Sixteenth Annual Conference Research That Makes A Difference: Advancing Practice and Shaping Public Policy
11-15 January 2012 I Grand Hyatt Washington I Washington, DC

92P Different Perspectives On Health Behaviors and Lifestyle Changes After Breast Cancer Treatment: : A Qualitative Comparison of Chinese-, Korean-, and Mexican-American Survivors

Saturday, January 14, 2012
Independence F - I (Grand Hyatt Washington)
* noted as presenting author
Jung-Won Lim, PhD, Assistant Professor, Case Western Reserve University, Cleveland, OH
Background: The increase in breast cancer survival rates may be attributed to healthy lifestyles and behaviors following cancer diagnosis and treatment. However, it is still unclear how breast cancer survivors (BCS) decide which behaviors to change and what factors influence positive or negative changes in health behaviors or lifestyle. The purpose of this study was to explore the health behaviors and lifestyle changes that Chinese-, Korean-, and Mexican-American women adopt after a breast cancer diagnosis, and to describe the facilitators and barriers that influence their health behavior and lifestyle changes. We further explored perceptions regarding the impact of health behavior and lifestyle changes on health.

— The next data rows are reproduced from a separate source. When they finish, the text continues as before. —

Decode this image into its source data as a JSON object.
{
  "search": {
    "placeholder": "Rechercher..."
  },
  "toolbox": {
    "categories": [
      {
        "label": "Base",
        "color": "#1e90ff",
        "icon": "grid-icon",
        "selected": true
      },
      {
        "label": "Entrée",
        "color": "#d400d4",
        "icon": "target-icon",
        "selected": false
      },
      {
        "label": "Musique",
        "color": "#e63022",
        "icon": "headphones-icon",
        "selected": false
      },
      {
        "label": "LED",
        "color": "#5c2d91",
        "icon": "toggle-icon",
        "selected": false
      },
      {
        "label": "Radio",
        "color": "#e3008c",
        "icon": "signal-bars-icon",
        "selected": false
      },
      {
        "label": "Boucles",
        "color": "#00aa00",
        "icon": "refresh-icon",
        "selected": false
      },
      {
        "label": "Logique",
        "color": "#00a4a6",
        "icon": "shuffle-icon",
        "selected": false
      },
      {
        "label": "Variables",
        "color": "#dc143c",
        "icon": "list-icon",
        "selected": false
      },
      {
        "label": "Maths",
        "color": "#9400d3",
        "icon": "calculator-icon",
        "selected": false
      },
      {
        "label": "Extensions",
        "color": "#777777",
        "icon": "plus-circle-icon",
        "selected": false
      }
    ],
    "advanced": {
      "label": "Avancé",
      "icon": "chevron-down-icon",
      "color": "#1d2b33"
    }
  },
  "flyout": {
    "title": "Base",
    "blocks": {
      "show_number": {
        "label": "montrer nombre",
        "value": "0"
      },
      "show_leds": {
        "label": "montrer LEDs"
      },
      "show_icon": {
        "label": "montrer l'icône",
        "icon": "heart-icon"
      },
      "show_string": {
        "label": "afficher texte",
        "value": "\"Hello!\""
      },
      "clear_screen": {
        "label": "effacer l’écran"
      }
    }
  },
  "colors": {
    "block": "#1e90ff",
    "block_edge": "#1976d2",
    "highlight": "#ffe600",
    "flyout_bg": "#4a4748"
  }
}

Methods: An exploratory, descriptive, qualitative study was undertaken among Chinese-, Korean-, and Mexican-Americans using focus groups. Participants were eligible for this study if they were diagnosed with breast cancer and survived for 1 to 5 years after diagnosis (cancer stage 0-III). Potential participants were recruited from community- and hospital-based support groups and hospital cancer registries in Los Angeles, CA. Discussions were tape-recorded, transcribed and translated for content analysis of common themes and patterns, based on inductive approaches.

Results: A total of 6 focus groups for Chinese- (n=21), Korean- (n=11), and Mexican-American (n=10) BCS were conducted. Participant ages ranged from 38 to 83 years, with a mean age of 53 (SD=9). Overall, all three ethnic groups did not show significant differences in most demographic and medical information. For health behaviors and lifestyle practices, seven main themes were identified: 1) eating habits, 2) physical activity, 3) alternative medicine, 4) sleeping, 5) social activity, 6) weight control, and 7) drinking. All but the drinking category was mentioned in all focus group interviews regardless of ethnicity. However, ethnic and cultural differences were observed in some subthemes of health behavior patterns including amount of eating, lack of alternative medicine use, and need of cancer support groups. Family, financial concerns, environment, and religious faith were commonly mentioned as a facilitator and/or a barrier to health behavior and lifestyle changes. Additionally, one theme ‘myself as a barrier' was observed from Korean- and Mexican-American women only. Participants also discussed the impact of health behavior and lifestyle changes on health after their breast cancer diagnosis and treatment. Overall, two themes emerged: 1) positive effects of lifestyle changes and 2) changes in thoughts and attitudes. However, the common theme that emerged from three ethnic groups was ‘positive changes in personality', which is a subtheme of ‘changes in thoughts and attitudes'.

Conclusions and Implications: Overall, BCS' cancer experiences seem to positively influence changing their thoughts and attitudes. The current study provided culturally and ethnically tailored practical knowledge about health behavior and lifestyle changes among Chinese-, Korean-, and Mexican-American BCS. Knowledge of ethnic differences in health behavior and lifestyle practices is important for developing culturally and ethnically tailored behavioral intervention programs, which ultimately improve BCS' quality of life outcomes and reduce health disparities.